Across the board, electric forklifts and access vehicles are becoming more popular and more prevalent. As fuel prices rise and the future of oil looks less certain, sustainable options are becoming more desirable. Significant investments in electric motors and battery systems have resulted in more efficient, affordable machines, making this technology more available than ever - and bringing a host of advantages to its operator and the company.
These advantages include being fume-free in operation, giving off no harmful emissions which could either damage the environment or endanger workers.
Electric forklifts and access platforms are therefore safer to use in smaller spaces or those without good ventilation, meaning that even small storage areas can benefit from their use.

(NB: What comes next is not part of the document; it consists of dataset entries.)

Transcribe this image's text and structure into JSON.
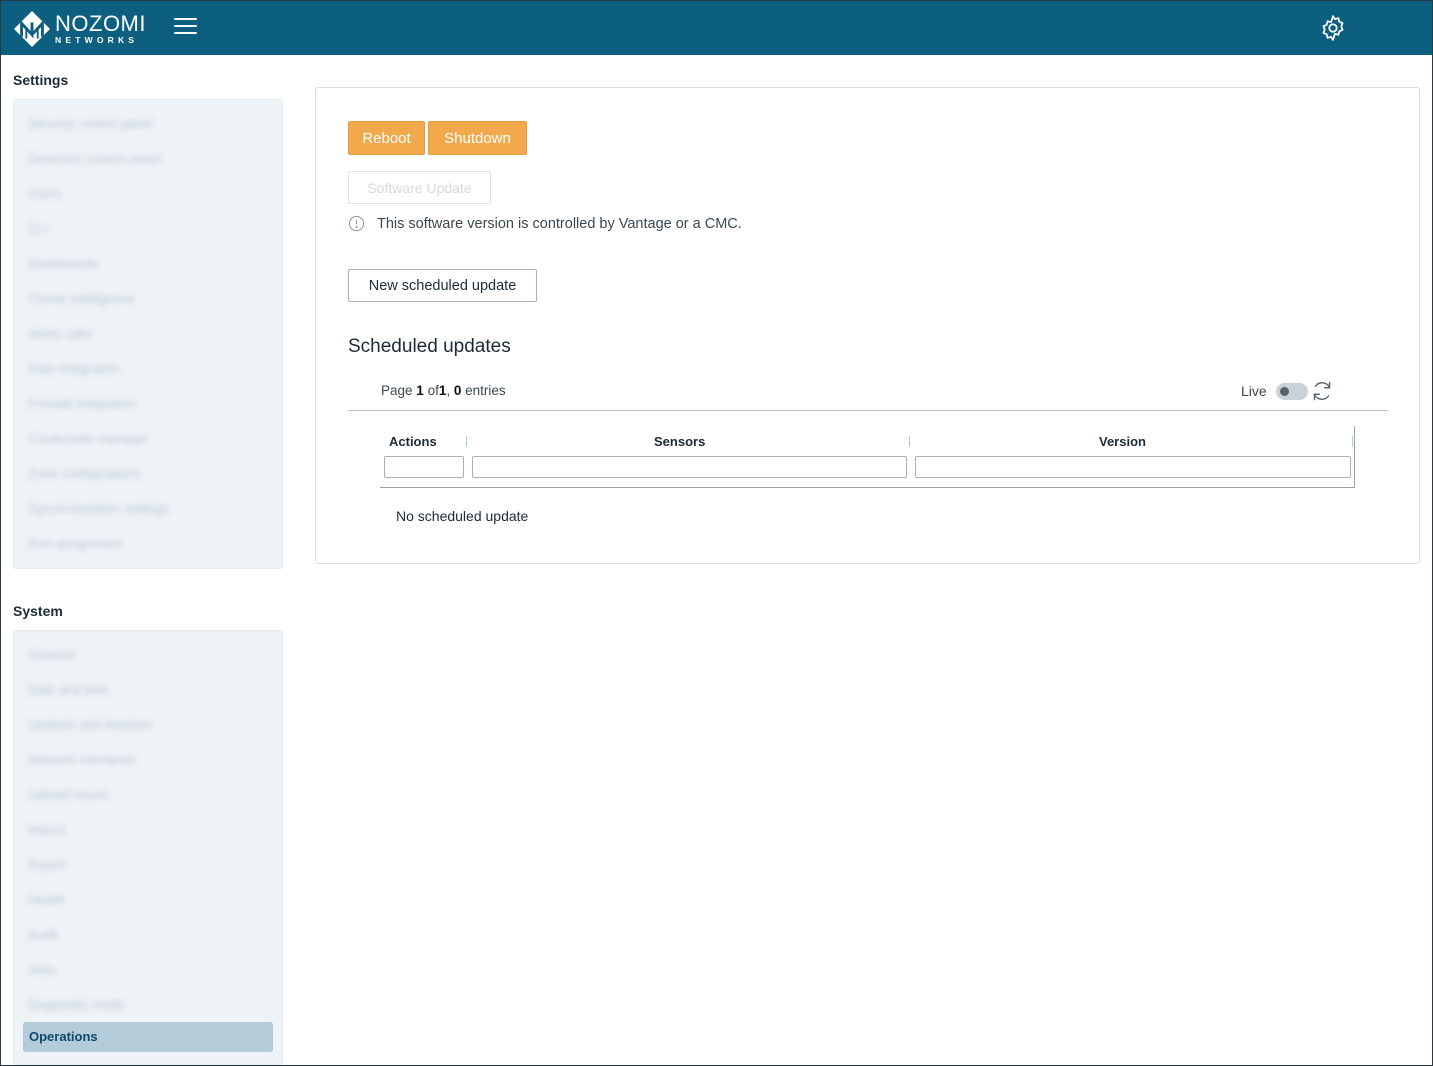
{
  "header": {
    "logo_name": "NOZOMI",
    "logo_sub": "NETWORKS",
    "brand_color": "#0d5f80",
    "menu_icon": "hamburger-icon",
    "settings_icon": "gear-icon"
  },
  "sidebar": {
    "settings_title": "Settings",
    "settings_items": [
      "Security control panel",
      "Detection control panel",
      "Users",
      "CLI",
      "Dashboards",
      "Threat intelligence",
      "Alerts rules",
      "Data integration",
      "Firewall integration",
      "Credentials manager",
      "Zone configurations",
      "Synchronization settings",
      "Port assignment"
    ],
    "system_title": "System",
    "system_items": [
      "General",
      "Date and time",
      "Updates and licenses",
      "Network interfaces",
      "Upload traces",
      "Import",
      "Export",
      "Health",
      "Audit",
      "Jobs",
      "Diagnostic mode"
    ],
    "active_item": "Operations"
  },
  "main": {
    "reboot_label": "Reboot",
    "shutdown_label": "Shutdown",
    "software_update_label": "Software Update",
    "info_text": "This software version is controlled by Vantage or a CMC.",
    "new_update_label": "New scheduled update",
    "scheduled_title": "Scheduled updates",
    "pager": {
      "prefix": "Page",
      "page": "1",
      "of": "of",
      "total_pages": "1",
      "entries_count": "0",
      "entries_label": "entries"
    },
    "live_label": "Live",
    "live_enabled": false,
    "columns": [
      "Actions",
      "Sensors",
      "Version"
    ],
    "empty_text": "No scheduled update",
    "accent_color": "#f1a94c"
  }
}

They are also generally more compact than diesel forklifts, as their heavy batteries act as a counterweight in the machine, making the whole device smaller and far more manoeuvrable than its counterparts. The electric engine is quieter and often cheaper to run, as the cost of recharging a battery overnight on a low electricity tariff is much lower than the cost of replacing fuel canisters or filling up on diesel.
Battery technology is constantly evolving
Compared to a combustion engine, the electric forklift has very few moving parts, leading to a lower breakdown rate and lower maintenance costs, making it overall more cost-effective. This relative simplicity also negates the need for a clutch, incher or revving the engine at any time, making the electric vehicle or platform comparatively much easier to drive. It only has an accelerator pedal and a brake, and as a result, requires less training to operate safely.
The disadvantages of electric forklifts are largely in the cost: the initial cost of the machine, the battery and the charger is high compared to the cost of a diesel forklift. The battery also takes far longer to charge than a traditional diesel truck takes to refuel, needing an overnight charge (or a replacement battery, which boosts the start-up cost even further).
It is also recommended that operators don't use their electric forklifts for long periods outside in wet conditions, as moisture tends to cause electrical problems with wiring circuitry and electrical components. On top of that, they are less suited to soft ground than diesel forklifts due to higher point loadings on axles and wheels, making them vulnerable to sinking in shale or other soft terrains.
Electric forklifts have been in use since the 1930s, largely to make use of their manifold advantages, but with the new push towards sustainable electric machinery, these benefits are available to more operators than ever before. The disadvantages reduce every day as advances are made in the fields of battery engineering and design, making the impressive start-up costs more manageable and reducing the battery charging times. The electric forklift has been around for a long time, but now it's finally taking over.